Still in the ancient world, Sappho wrote lyric poetry around 600 BCE. Unlike Enheduanna, she is well-known today, although only one of her poems survives in complete form, and most we only know through quotations by other writers. She lived in Mytilene on the island of Lesbos, where - unlikely as it may seem at a time when few people were educated, and even fewer of them were female - women often gathered to share poetry they had written. Sapho’s poems usually focus on relationships between women.

In Medieval Europe, education was still the preserve of the few, but one way women could become literate was through the church, and convents often became centres of learning. The first woman playwright Hrostvitha (aka Roswitha) of Gandersheim, who was born around 930 CE, was a canoness at one such convent, and was encouraged by the abbess to write plays on religious themes, as well as poetry and history. While we don’t know if any of Hrostvitha’s eight plays were ever performed, or if they were just read aloud, she is one of only a small number of playwrights whose work has come to us from the Middle Ages.

Travelling forward in time to the 11th century, the world’s first novel was written in Japan – by a woman writer named Murasaki Shikibu. The Tale of Genji depicts the romantic life of the hero, and was written to entertain the Japanese court.

It would be interesting to know what Lady Murasaki would have thought of the film adaptations of her novel – especially the anime version made for TV.

By the 17th century, the first woman to earn a living from her work as a professional author bursts onto the literary scene. Not much is known about Aphra Behn’s early life, except that she spent some time in Surinam. Left widowed and with no income in 1665, Aphra Behn first became a spy, and then took up her pen – both careers equally extraordinary ways for a 17th century woman to earn money. Between 1670 and 1687, sixteen of Aphra Behn’s plays were performed in London. Not only was she the first professional female playwright, she was successful. Later in life she turned to writing poetry and novels, including the famous ‘Oroonoko,’ based on her early experiences in Surinam.

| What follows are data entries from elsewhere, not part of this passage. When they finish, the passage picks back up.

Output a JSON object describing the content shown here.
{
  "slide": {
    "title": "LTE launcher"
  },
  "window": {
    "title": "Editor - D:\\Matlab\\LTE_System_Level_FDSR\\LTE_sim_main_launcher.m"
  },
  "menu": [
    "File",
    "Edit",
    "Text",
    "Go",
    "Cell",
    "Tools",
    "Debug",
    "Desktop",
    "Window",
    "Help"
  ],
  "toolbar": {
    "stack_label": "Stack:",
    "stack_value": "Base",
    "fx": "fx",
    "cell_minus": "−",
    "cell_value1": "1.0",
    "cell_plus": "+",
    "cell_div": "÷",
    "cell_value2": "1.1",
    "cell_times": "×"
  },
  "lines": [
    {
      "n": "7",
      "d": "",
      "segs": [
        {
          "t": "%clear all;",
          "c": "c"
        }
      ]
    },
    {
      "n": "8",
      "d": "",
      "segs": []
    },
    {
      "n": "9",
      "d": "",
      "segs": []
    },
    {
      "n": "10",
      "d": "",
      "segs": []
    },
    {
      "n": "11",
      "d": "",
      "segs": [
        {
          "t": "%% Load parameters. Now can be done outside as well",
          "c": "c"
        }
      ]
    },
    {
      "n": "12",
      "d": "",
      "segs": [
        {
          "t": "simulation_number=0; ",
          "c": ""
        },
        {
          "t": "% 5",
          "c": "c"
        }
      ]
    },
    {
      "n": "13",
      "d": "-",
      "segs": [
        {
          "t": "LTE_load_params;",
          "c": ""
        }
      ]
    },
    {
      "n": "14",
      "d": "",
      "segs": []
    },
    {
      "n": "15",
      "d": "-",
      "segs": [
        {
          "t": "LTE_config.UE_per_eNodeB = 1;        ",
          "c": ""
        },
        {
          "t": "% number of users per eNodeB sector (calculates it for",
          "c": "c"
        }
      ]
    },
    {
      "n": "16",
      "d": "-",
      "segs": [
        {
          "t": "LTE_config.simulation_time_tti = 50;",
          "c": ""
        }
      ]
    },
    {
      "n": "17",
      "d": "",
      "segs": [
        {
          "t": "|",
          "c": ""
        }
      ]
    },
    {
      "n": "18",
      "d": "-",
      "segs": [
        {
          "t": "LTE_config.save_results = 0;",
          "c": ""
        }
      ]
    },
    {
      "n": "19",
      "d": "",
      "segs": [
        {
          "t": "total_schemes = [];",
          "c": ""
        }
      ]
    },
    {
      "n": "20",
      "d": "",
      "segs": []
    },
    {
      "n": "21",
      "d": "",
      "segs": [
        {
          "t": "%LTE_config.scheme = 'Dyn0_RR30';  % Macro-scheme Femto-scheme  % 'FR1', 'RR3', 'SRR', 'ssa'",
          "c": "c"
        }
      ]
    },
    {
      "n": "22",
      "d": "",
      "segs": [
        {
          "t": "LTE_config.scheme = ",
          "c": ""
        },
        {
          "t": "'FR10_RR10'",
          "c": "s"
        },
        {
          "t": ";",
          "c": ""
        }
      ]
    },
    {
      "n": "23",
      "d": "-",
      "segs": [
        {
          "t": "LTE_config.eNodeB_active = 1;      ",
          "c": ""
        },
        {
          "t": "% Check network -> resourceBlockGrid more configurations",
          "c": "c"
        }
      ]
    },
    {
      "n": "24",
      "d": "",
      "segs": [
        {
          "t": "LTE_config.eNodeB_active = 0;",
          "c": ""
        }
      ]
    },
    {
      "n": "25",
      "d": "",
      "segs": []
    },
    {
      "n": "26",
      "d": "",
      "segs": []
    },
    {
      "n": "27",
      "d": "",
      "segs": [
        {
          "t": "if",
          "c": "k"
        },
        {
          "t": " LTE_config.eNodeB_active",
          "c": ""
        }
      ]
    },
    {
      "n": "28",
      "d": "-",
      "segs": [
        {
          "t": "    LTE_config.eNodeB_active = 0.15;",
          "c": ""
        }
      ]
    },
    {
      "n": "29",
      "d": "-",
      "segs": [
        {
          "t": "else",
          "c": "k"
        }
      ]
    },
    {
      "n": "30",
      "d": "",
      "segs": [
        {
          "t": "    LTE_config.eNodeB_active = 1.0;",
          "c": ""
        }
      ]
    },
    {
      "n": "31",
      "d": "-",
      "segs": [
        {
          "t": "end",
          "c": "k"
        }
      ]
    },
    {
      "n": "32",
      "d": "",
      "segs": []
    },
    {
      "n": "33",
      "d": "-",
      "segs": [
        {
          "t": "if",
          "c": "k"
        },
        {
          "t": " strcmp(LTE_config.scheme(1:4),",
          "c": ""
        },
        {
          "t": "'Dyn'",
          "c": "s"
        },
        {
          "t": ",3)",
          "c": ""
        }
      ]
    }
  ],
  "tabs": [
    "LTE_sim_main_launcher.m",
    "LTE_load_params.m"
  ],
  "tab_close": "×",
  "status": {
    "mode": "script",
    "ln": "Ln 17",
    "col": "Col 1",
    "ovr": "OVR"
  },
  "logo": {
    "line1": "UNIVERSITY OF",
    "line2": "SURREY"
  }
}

For the past four thousand years, and maybe even before that, in eras when most women were confined to the domestic sphere, these remarkable women writers were creating poems, plays and novels - striding out of the mists of history to tell us their stories.

bottom of page